Konstnären i möte med statsskrivaren i 1800-talets Rom: En studie av förmedlare mellan muntligt och skriftligt utgående från två konstverk

Research output: Contribution to journalArticleScientificpeer-review

Abstract
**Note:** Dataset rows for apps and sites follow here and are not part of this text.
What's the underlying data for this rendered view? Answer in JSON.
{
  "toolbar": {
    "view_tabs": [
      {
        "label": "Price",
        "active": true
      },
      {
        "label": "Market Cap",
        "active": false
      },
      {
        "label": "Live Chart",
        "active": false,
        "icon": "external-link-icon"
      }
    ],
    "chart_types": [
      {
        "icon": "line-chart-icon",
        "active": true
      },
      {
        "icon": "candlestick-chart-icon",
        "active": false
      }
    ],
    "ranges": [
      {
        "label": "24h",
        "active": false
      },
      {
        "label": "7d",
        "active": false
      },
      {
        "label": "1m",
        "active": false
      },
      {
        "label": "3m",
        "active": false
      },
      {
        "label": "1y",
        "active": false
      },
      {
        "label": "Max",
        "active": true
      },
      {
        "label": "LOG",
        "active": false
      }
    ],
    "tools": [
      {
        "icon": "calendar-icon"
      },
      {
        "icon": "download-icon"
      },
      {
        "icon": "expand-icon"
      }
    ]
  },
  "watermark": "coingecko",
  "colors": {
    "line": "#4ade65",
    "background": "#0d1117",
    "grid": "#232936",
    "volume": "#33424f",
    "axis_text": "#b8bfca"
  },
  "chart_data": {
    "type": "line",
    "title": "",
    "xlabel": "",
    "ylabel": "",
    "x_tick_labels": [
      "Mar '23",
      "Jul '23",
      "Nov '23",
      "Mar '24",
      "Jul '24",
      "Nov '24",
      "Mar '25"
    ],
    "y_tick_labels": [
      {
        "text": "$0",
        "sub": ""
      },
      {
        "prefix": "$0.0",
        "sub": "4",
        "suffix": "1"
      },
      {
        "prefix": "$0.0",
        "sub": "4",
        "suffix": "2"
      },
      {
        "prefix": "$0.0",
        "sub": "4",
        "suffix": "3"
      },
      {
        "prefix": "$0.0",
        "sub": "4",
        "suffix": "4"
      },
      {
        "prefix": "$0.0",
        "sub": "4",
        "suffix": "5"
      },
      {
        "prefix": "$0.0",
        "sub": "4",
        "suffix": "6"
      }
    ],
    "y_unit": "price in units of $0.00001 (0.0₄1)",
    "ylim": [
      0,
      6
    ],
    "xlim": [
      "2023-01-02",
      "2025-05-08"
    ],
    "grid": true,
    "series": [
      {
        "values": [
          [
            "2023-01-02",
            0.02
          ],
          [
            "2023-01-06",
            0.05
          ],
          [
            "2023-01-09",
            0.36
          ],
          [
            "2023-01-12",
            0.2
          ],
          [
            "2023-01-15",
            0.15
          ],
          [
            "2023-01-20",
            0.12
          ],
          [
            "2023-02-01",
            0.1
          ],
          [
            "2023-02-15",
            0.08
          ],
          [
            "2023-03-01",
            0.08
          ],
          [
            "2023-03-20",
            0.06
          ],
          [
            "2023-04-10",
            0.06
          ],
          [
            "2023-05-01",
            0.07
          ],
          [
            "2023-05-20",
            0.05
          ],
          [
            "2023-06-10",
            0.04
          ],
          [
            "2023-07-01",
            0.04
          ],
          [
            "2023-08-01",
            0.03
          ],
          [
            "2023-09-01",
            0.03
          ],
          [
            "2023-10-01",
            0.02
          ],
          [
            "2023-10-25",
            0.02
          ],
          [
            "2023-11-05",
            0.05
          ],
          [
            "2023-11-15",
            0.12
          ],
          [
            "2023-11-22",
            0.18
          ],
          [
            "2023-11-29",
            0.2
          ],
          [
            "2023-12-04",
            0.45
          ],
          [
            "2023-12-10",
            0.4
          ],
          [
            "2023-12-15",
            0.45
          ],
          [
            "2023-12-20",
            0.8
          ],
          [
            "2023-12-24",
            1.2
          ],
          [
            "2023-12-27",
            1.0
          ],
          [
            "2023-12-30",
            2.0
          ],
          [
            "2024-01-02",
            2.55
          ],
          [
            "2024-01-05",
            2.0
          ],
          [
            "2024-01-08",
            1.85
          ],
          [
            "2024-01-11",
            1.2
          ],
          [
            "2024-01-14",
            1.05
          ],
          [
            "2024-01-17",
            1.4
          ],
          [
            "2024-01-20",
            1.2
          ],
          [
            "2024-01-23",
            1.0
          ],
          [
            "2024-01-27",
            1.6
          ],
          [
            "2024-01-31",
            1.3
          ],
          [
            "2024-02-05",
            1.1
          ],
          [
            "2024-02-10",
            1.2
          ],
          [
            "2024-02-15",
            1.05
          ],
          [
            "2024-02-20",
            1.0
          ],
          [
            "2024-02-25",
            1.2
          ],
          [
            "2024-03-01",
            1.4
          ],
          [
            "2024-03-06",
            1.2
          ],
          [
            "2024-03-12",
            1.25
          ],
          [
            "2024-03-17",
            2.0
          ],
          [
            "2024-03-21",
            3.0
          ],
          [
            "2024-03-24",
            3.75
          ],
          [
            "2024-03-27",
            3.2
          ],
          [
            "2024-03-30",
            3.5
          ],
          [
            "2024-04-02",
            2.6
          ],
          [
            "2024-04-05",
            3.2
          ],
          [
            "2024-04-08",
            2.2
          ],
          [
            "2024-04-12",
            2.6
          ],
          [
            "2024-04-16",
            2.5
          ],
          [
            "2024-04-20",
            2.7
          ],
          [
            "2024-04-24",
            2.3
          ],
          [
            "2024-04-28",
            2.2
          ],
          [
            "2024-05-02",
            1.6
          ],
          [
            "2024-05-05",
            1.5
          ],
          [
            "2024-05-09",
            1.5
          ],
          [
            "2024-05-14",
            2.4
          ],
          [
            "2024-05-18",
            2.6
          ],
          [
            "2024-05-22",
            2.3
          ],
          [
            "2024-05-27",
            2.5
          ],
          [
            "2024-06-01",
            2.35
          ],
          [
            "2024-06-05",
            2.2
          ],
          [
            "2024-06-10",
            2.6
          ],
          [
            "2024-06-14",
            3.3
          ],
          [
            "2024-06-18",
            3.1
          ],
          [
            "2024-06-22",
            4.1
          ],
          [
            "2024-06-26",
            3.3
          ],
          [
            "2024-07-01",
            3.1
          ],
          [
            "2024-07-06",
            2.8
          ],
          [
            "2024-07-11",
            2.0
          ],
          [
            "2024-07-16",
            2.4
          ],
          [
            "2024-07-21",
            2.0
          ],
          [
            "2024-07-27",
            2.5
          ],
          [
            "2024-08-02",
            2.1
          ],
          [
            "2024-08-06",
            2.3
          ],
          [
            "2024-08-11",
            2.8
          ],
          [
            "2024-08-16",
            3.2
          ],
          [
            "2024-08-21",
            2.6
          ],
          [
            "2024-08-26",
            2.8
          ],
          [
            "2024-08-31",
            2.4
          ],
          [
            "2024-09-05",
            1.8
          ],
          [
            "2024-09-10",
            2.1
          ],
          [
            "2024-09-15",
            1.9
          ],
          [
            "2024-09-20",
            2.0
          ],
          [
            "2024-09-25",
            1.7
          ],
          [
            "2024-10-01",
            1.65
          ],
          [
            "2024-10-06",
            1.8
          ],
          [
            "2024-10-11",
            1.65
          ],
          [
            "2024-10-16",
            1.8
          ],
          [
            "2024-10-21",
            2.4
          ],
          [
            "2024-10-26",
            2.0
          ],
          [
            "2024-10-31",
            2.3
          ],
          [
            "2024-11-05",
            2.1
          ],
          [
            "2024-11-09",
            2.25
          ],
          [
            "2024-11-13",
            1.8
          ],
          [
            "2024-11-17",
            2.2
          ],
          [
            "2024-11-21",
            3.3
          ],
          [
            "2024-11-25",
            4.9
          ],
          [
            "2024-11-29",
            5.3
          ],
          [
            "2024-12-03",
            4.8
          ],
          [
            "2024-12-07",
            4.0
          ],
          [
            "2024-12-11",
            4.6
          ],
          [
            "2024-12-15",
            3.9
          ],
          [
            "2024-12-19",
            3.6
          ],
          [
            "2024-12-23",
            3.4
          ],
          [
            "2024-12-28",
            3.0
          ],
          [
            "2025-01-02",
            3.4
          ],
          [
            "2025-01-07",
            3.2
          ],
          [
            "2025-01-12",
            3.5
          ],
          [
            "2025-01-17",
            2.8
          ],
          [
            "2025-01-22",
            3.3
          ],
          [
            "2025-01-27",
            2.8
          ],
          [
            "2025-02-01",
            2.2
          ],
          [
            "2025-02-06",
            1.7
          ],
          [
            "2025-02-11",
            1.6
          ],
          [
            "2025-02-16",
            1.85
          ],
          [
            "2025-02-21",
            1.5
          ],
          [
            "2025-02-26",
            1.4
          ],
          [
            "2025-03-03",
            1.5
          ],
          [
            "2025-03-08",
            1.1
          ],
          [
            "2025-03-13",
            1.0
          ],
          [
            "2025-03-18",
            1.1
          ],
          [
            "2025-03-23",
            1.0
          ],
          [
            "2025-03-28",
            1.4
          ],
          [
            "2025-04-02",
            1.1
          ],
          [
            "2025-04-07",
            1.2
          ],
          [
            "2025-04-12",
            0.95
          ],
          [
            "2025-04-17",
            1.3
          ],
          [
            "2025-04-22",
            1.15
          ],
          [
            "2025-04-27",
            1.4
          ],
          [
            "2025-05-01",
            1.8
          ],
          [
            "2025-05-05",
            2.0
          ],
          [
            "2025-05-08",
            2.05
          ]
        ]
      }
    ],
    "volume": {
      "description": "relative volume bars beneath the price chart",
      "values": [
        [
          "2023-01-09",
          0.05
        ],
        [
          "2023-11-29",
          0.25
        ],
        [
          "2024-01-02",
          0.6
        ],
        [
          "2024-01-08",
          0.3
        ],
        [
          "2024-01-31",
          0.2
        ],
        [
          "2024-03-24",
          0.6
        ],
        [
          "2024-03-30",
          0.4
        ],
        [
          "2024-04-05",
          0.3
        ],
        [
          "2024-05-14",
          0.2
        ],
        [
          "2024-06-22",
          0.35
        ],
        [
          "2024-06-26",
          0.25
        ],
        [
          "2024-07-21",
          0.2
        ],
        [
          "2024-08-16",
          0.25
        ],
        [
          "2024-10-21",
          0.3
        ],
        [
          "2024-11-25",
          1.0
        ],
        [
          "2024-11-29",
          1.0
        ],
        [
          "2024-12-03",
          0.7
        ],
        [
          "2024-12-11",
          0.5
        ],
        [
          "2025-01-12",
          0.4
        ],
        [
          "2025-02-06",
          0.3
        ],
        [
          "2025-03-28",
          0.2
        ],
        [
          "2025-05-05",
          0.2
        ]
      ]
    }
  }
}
A meeting between an artist and a public scribe in 19th century Rome. A study of a mediator between oral and literate tradition from the viewpoint of two art works. Ernst Meyer (1797–1861) was one of the many artists that traveled from the north to Italy and Rome in the early 19th century. He is known for his genre paintings from Rome, especially two of them that focus on the interaction between a young girl and a public scribe sitting in a piazza. The aim of the article is to show how the two paintings and the artist’s many sketches in the Kobbertiksamlingen in The National Gallery of Denmark, Copenhagen, together with written narratives of the public scribes at work, can be used by a historian wanting to highlight an accessive (or mediated) mode of literacy. This mode of literacy, dependent on mediators between oral and literate and vice versa, was of crucial importance in a society becoming more dependent on the written word. Meyer and others visiting Rome from the northern part of Europe viewed the ordinary people of Rome as different and exotic but both in paintings and in written narratives they were nevertheless capable of perceiving important elements in the everyday life of contemporary Romans. A meeting between an artist and a public scribe in 19th century Rome. A study of a mediator between oral and literate tradition from the viewpoint of two art works. Ernst Meyer (1797–1861) was one of the many artists that traveled from the north to Italy and Rome in the early 19th century. He is known for his genre paintings from Rome, especially two of them that focus on the interaction between a young girl and a public scribe sitting in a piazza. The aim of the article is to show how the two paintings and the artist’s many sketches in the Kobbertiksamlingen in The National Gallery of Denmark, Copenhagen, together with written narratives of the public scribes at work, can be used by a historian wanting to highlight an accessive (or mediated) mode of literacy. This mode of literacy, dependent on mediators between oral and literate and vice versa, was of crucial importance in a society becoming more dependent on the written word. Meyer and others visiting Rome from the northern part of Europe viewed the ordinary people of Rome as different and exotic but both in paintings and in written narratives they were nevertheless capable of perceiving important elements in the everyday life of contemporary Romans. The article is written in Swedish
Original languageUndefined/Unknown
Pages (from-to)-–-
JournalTAHITI
Volume04
Issue number2016
Publication statusPublished - 2016
MoE publication typeA1 Journal article-refereed

Cite this